There are also other external day-to-day events that may influence public opinion. If it rains for five days straight, does that make respondents more pessimistic about whether things are headed in the right direction or off on the wrong track? What if your local sports team goes on a terrible losing streak or loses a big game in heart-breaking fashion?
We at GSG often talk about the overlap between the world of politics and sports (both industries care an unhealthy amount about winning and losing) and decided to tackle that latter question -- conducting a small-scale experiment about whether the outcome of sporting events can impact public opinion across a variety of topics.
We conducted a short automated survey in weeks 1 and 2 of the NFL season on Sunday evening in the immediate aftermath of the early slate of football games. We asked the same questions in media markets where the local team won and the local team lost. We then compared the results of the "winners" and the "losers" controlling for demographics and attitudinal factors that might explain differences between the two groups.
The results were intriguing and, in some cases, we saw some differences. For example, respondents in "winning" markets were more likely to agree that "Americans can get ahead with hard work," to say the economy would improve in the next 12 months and to give positive ratings to NFL referees. We generally found modest effects -- the biggest ones were about 10 points among the subset of respondents who could accurately report whether their local team won or lost. Just as importantly, we found no effect on many questions -- crucially on major political measures like direction of the country and the president's job approval.
So what does this mean for pollsters? Does this mean we should avoid calling on Sunday evenings during the NFL season? No. First, we only found modest effects among a subset of respondents with knowledge about the games' outcome. Second, we conducted our poll only on Sunday evenings because of the nature of the experiment. But it's generally not a good practice to call exclusively on a specific day and time. The effects of winning and losing may not be long-lasting -- by spreading calling across nights, one can likely reduce or nearly eliminate the impact of short-term effects.
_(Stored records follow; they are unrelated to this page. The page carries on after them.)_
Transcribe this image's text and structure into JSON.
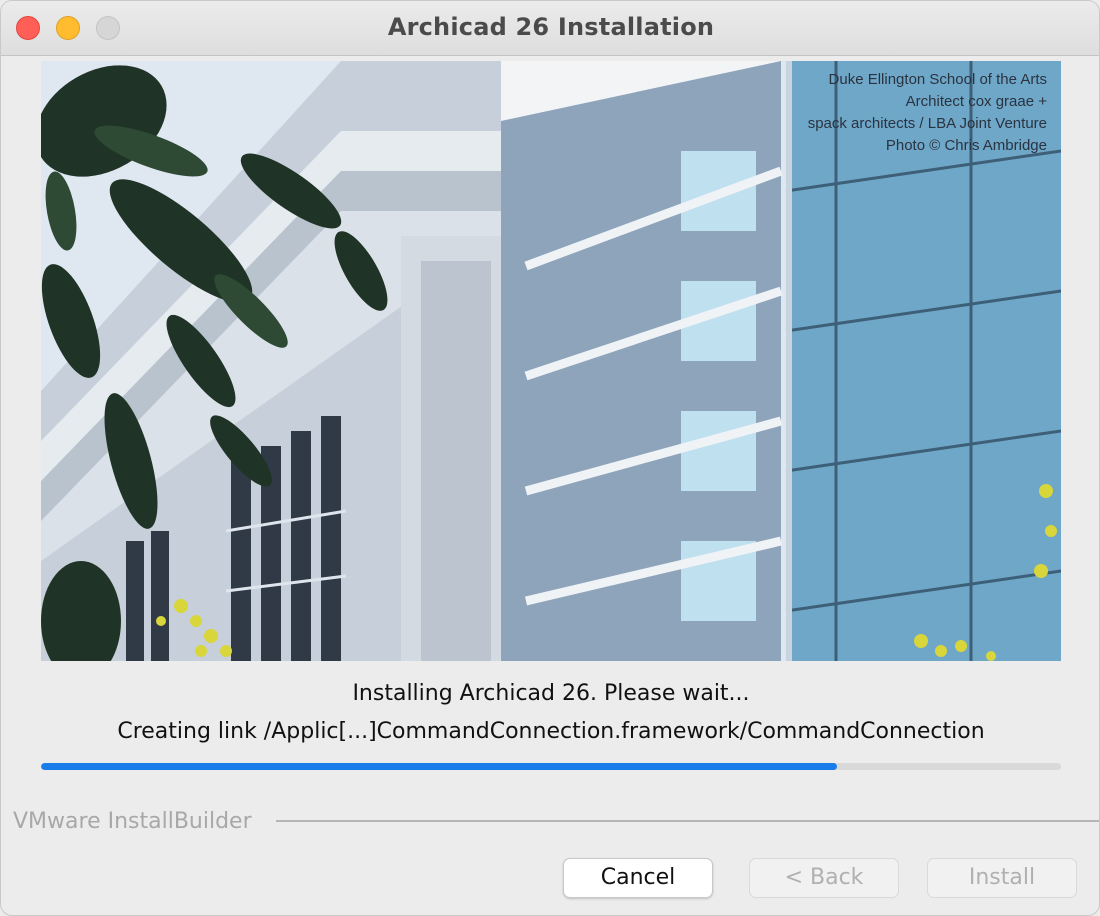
{
  "window": {
    "title": "Archicad 26 Installation"
  },
  "banner": {
    "caption": [
      "Duke Ellington School of the Arts",
      "Architect cox graae +",
      "spack architects / LBA Joint Venture",
      "Photo © Chris Ambridge"
    ]
  },
  "status": {
    "line1": "Installing Archicad 26. Please wait...",
    "line2": "Creating link /Applic[...]CommandConnection.framework/CommandConnection"
  },
  "progress": {
    "fraction": 0.78,
    "color": "#1a7ce8"
  },
  "footer": {
    "brand": "VMware InstallBuilder"
  },
  "buttons": {
    "cancel": "Cancel",
    "back": "< Back",
    "install": "Install"
  }
}
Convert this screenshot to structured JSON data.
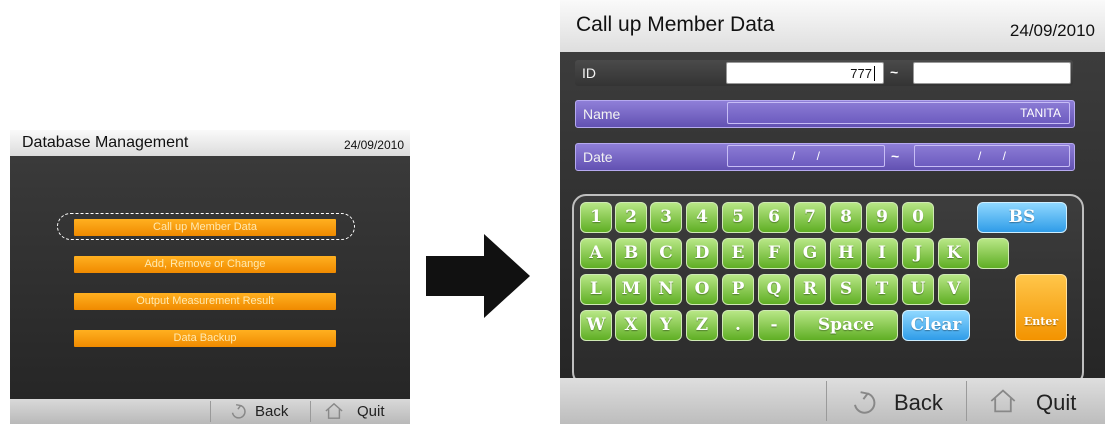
{
  "small_screen": {
    "title": "Database Management",
    "date": "24/09/2010",
    "menu": [
      {
        "label": "Call up Member Data"
      },
      {
        "label": "Add, Remove or Change"
      },
      {
        "label": "Output Measurement Result"
      },
      {
        "label": "Data Backup"
      }
    ],
    "footer": {
      "back_label": "Back",
      "quit_label": "Quit"
    }
  },
  "big_screen": {
    "title": "Call up Member Data",
    "date": "24/09/2010",
    "id_row": {
      "label": "ID",
      "from_value": "777",
      "separator": "~",
      "to_value": ""
    },
    "name_row": {
      "label": "Name",
      "value": "TANITA"
    },
    "date_row": {
      "label": "Date",
      "from_value": "/ /",
      "separator": "~",
      "to_value": "/ /"
    },
    "keyboard": {
      "row1": [
        "1",
        "2",
        "3",
        "4",
        "5",
        "6",
        "7",
        "8",
        "9",
        "0"
      ],
      "row2": [
        "A",
        "B",
        "C",
        "D",
        "E",
        "F",
        "G",
        "H",
        "I",
        "J",
        "K"
      ],
      "row3": [
        "L",
        "M",
        "N",
        "O",
        "P",
        "Q",
        "R",
        "S",
        "T",
        "U",
        "V"
      ],
      "row4": [
        "W",
        "X",
        "Y",
        "Z",
        ".",
        "-"
      ],
      "bs_label": "BS",
      "space_label": "Space",
      "clear_label": "Clear",
      "enter_label": "Enter"
    },
    "footer": {
      "back_label": "Back",
      "quit_label": "Quit"
    }
  },
  "colors": {
    "menu_orange": "#f5a000",
    "key_green": "#7cc63f",
    "key_blue": "#3aa8f0",
    "row_purple": "#7a68c8"
  },
  "icons": {
    "back": "back-arrow-icon",
    "quit": "home-icon",
    "transition": "right-arrow-icon"
  }
}
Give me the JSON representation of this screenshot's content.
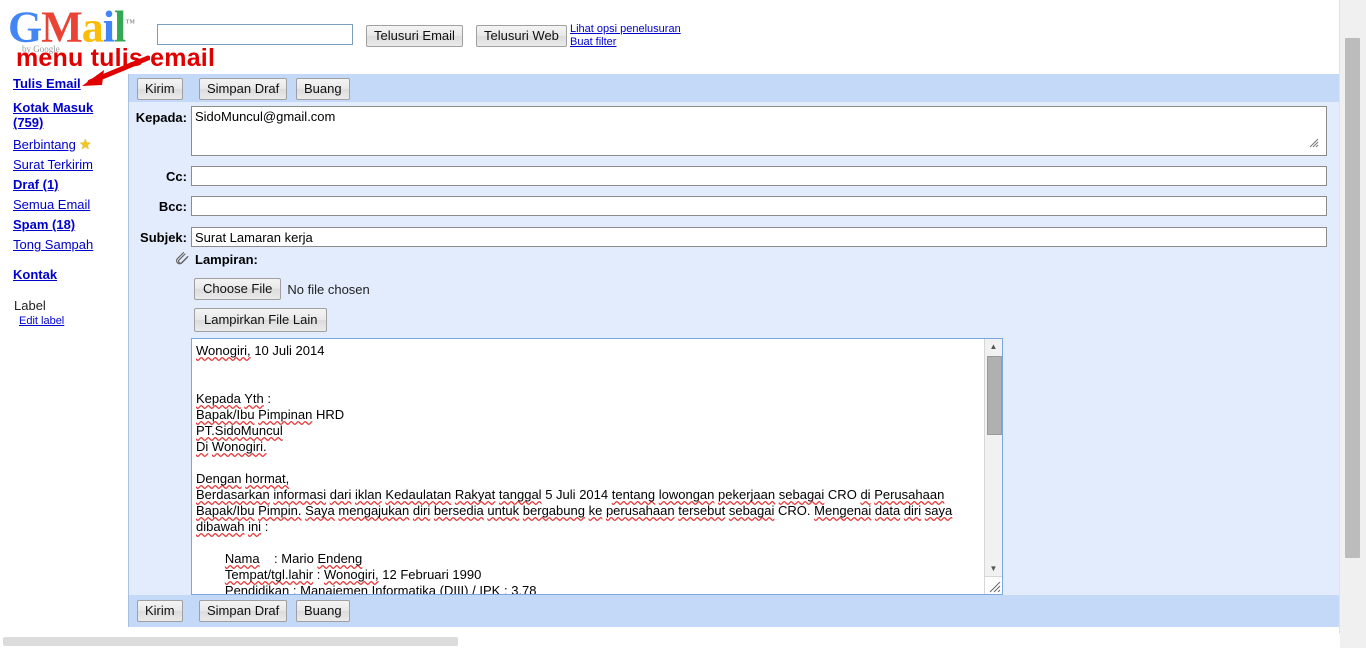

Finally, it is worth remembering that polls are snapshots in time. They reflect attitudes at the time they are conducted. A pollster cannot control for everything every time they go in the field. External events impact opinion in unusual ways on nearly every poll -- that's likely not the exception, but the rule. If we always waited to poll when everything was absolutely "normal", we might be waiting a long time.
All that said, if you are running for office right now in Pittsburgh, Jacksonville, New York, or Tampa Bay -- all cities with NFL teams that haven't won a game this season -- maybe you do need to be concerned that the electorate is a tad sour on life at the moment.